Come midterms I had Ds and Fs in all of my classes and I was freaking out to say the least. My parents had told me that if I did not get good grades, they were not going to waste money on schooling for me. The day after looking at my midterm grades I sat down and wrote out everything that I needed to do to get back on track.
Here is how I pulled my grades from Ds and Fs to As and Bs:
1. I talked to my professors: This was incredibly intimidating at first and I almost did not talk to any of them because I figured that they were not going to help me out. Turns out, professors can be really understanding especially during your first year of school. I admitted to messing up by prioritizing my social life and asked if I could make up assignments for partial credit, retake quizzes I did poorly on, and if there was extra credit I could do. The answer was not always yes, but where I did not get a yes, I received advice on what was needed from me for the rest of the year to pull the grades up, and that brings me to point 2.

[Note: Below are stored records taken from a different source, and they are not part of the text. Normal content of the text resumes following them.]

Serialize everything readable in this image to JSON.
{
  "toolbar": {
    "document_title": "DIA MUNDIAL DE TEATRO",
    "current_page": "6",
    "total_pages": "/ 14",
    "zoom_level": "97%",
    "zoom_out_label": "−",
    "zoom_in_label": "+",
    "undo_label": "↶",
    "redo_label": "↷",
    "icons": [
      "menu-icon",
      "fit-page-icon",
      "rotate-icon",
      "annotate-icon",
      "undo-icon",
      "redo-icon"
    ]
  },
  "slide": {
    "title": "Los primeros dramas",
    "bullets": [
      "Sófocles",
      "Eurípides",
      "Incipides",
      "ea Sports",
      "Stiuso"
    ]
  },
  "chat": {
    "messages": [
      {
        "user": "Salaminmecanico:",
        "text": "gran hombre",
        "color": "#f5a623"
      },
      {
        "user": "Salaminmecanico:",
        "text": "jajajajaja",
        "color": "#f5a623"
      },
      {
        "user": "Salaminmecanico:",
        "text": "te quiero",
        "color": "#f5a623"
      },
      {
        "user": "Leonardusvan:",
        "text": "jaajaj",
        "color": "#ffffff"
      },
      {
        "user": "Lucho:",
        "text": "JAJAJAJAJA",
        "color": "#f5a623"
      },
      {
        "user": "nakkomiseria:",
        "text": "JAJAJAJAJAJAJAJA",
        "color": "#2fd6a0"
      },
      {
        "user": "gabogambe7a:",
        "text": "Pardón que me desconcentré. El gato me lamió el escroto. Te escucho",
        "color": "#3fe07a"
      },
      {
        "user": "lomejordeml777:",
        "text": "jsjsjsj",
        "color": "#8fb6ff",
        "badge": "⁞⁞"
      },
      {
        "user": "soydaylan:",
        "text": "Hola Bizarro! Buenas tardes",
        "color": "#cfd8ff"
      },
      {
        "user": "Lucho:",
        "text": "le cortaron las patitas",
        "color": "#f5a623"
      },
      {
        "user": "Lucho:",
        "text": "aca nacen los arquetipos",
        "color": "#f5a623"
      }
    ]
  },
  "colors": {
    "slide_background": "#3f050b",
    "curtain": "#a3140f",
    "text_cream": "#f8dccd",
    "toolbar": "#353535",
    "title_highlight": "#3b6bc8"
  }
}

2. I bought 15 planners: 15 may be an over exaggeration and definitely did not help me out at first (there were so many different places to write things), but it did help me learn how to organize myself better. I wrote down due dates for assignments, quizzes, and exams, but more importantly, I scheduled out my days. I wrote down what needed to be done that day and what I should work on in my free time. This kept me on track in my classes and helped me get better grades by making sure I had time to get my work done and study.
3. I let my friends know what was going on. I was afraid my new friends were going to be mad at me for not hanging out with them like I normally did, but they were surprisingly understanding. Throughout the whole rest of the semester they supported, helped, and motivated me to reach my goal of pulling my grades up. It was stressful and sometimes there were bad days, but I had my friends to lean on during those times and in the end, it brought us closer together. We passed the superficial barrier of parties and game nights and began opening up about actual issues going on in our lives.
4. I made more friends within my major: Making friends within your major is so important! I have since faced a lot of difficult material and having friends in my classes is another great study tool. When I am have trouble understanding a concept, there is usually someone who is able to explain it to me, and when someone else is struggling to understand certain material that I maybe am more familiar with, I help them out. It is a balance and a great way to potentially network yourself: these could be your future colleagues.
5. I learned to say “no”: Yes, my friends were supportive of me working to get better grades, there were times where they were persistent on hanging out and doing other things. I was never the best at telling people “no”, but at this point it was a necessity. I tried to be as kind as I could while telling my friends that I was busy at that moment because I needed to focus on my classes. This also goes for other distractions such as social media, Netflix, and text messaging. Learning to shut everything off and close my door was one of the biggest challenges, but when I started putting time and effort into my work there were immediate (positive) changes in my grades.
6. I did not solely focus on school. While school was my top priority, I still made time for friends and self care. Spending all of my time just working would have driven me crazy, so I was sure to go for walks, head to the gym, and occasionally go out on the weekends. College should not be a stressful time and it will become so without proper care for all aspects of wellness: social, mental, physical, emotional, environmental, and financial. Taking the time to care for myself made the working aspect less stressful and I was able to tackle new assignments and material with a fresh set of eyes and a relaxed mind.
With these 6 practices, I was able to pull all of my grades up by finals all while still making time for my friends and having fun. College is a time of personal growth and can be challenging, but if you work hard and manage your time well, it can be an amazing experience!